The genus Dockrillia was first raised by Friedrich Gustav Brieger in 1981 and the name was used for about forty species of orchids in the family Orchidaceae. The name was used by authors including David Jones, Mark Clements and Stephan Rauschert for some species formerly included in the genus Dendrobium. The species included were those that combined the following features: lack of pseudobulbs; a single fleshy leaf on the end of a short stem; a flowering stem emerging from the base of a leaf; and a labellum with three lobes.[2]

A 2008 paper, based on a study the molecular phylogenetics of a wide range of related orchids, concluded that "the splitting of Australasian dendrobiums into various genera by other authors is excessive and unnecessary".[3] The World Checklist of Selected Plant Families includes Dockrillia, Grastidium, Thelychiton, Wikia, Vappodes and other used by Jones as synonyms of Dendrobium.[4] In Australia, the two senior herbaria in Sydney and Melbourne also prefer Dendrobium.[5][6][7]

The genus Dockrillia is named after Alick Dockrill.[8]

Selected species[edit]

Species of Dockrillia listed in Dendrobium include:

References[edit]

  1. ^ "Dockrillia". World Checklist of Selected Plant Families (WCSP). Royal Botanic Gardens, Kew.
  2. ^ Jones, David L. (2006). A complete guide to native orchids of Australia including the island territories.
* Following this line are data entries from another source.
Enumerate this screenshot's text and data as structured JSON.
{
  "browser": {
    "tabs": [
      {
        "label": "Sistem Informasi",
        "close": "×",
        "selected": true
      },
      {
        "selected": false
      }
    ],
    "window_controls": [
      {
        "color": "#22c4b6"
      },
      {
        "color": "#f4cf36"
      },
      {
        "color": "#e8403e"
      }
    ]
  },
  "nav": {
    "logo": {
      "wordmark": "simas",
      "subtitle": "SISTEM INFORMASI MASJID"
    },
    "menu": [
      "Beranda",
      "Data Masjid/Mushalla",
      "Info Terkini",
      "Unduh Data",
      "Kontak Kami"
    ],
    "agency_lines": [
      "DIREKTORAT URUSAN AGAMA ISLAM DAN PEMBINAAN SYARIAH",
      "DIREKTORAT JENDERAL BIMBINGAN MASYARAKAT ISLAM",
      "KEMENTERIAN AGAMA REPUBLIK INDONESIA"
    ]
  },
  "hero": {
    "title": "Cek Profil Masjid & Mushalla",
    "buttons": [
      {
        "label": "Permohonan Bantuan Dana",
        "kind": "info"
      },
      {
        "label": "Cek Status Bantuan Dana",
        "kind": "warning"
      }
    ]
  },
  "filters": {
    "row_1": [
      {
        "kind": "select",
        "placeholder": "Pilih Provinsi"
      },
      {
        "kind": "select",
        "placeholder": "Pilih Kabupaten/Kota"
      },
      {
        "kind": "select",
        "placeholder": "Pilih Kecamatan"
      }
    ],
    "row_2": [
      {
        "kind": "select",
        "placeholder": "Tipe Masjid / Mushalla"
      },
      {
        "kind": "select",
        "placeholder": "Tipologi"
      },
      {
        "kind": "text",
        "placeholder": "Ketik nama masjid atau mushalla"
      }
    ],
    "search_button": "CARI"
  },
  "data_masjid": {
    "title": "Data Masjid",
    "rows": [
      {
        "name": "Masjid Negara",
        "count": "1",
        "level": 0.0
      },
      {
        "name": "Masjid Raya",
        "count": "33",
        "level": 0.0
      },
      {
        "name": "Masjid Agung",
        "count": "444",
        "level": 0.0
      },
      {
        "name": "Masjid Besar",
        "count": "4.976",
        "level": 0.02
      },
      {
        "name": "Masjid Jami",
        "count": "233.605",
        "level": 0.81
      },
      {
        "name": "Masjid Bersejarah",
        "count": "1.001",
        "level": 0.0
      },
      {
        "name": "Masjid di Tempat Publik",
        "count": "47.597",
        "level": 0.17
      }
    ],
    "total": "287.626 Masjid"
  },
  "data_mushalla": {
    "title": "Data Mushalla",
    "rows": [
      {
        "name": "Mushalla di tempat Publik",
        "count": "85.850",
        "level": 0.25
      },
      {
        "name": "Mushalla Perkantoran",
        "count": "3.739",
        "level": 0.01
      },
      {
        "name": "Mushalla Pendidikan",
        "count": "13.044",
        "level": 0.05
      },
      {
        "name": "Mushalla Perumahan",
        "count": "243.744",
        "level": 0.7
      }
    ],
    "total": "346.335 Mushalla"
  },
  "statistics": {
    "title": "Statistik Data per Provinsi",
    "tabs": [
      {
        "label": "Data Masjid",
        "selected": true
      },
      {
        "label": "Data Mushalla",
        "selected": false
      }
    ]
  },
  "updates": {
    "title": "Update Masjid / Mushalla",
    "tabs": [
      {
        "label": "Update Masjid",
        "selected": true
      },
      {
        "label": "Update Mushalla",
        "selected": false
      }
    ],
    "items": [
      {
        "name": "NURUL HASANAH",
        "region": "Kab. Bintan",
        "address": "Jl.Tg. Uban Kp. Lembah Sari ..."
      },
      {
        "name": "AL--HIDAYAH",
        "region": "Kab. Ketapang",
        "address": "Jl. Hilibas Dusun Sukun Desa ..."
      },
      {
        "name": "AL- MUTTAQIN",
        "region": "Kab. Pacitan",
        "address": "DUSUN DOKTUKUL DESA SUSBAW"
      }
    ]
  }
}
Frenchs Forest, N.S.W.: New Holland. p. 388. ISBN 1877069124.
  3. ^ Burke, Jacinta M.; Bayly, Michael J.; Adams, Peter B.; Ladiges, Pauline Y. (2008). "Molecular phylogenetic analysis of Dendrobium (Orchidaceae), with emphasis on the Australian section Dendrocoryne , and implications for generic classification". Australian Systematic Botany. 21 (1): 1–14. doi:10.1071/SB07038. Retrieved 21 November 2018.
  4. ^ "Dendrobium". World Checklist of Selected Plant Families (WCSP). Royal Botanic Gardens, Kew.
  5. ^ P.H. Weston. "Dendrobium, PlantNET - NSW Flora Online, Retrieved January 21st, 2018,".
  6. ^ Jeff Jeanes. "Dendrobium, VICFLORA, Flora of Victoria, Retrieved January 21st, 2018,".
  7. ^ Kew Gardens. "Dockrillia linguiforme as a synonym of Dendrobium linguiforme, Royal Botanic Gardens, Kew Science: World Checklist of Selected Families (WCSP), Retrieved January 21st, 2018,".
  8. ^ Australian Plants Online. "What is a Dockrillia?" Archived 2009-10-24 at the Wayback Machine

External links[edit]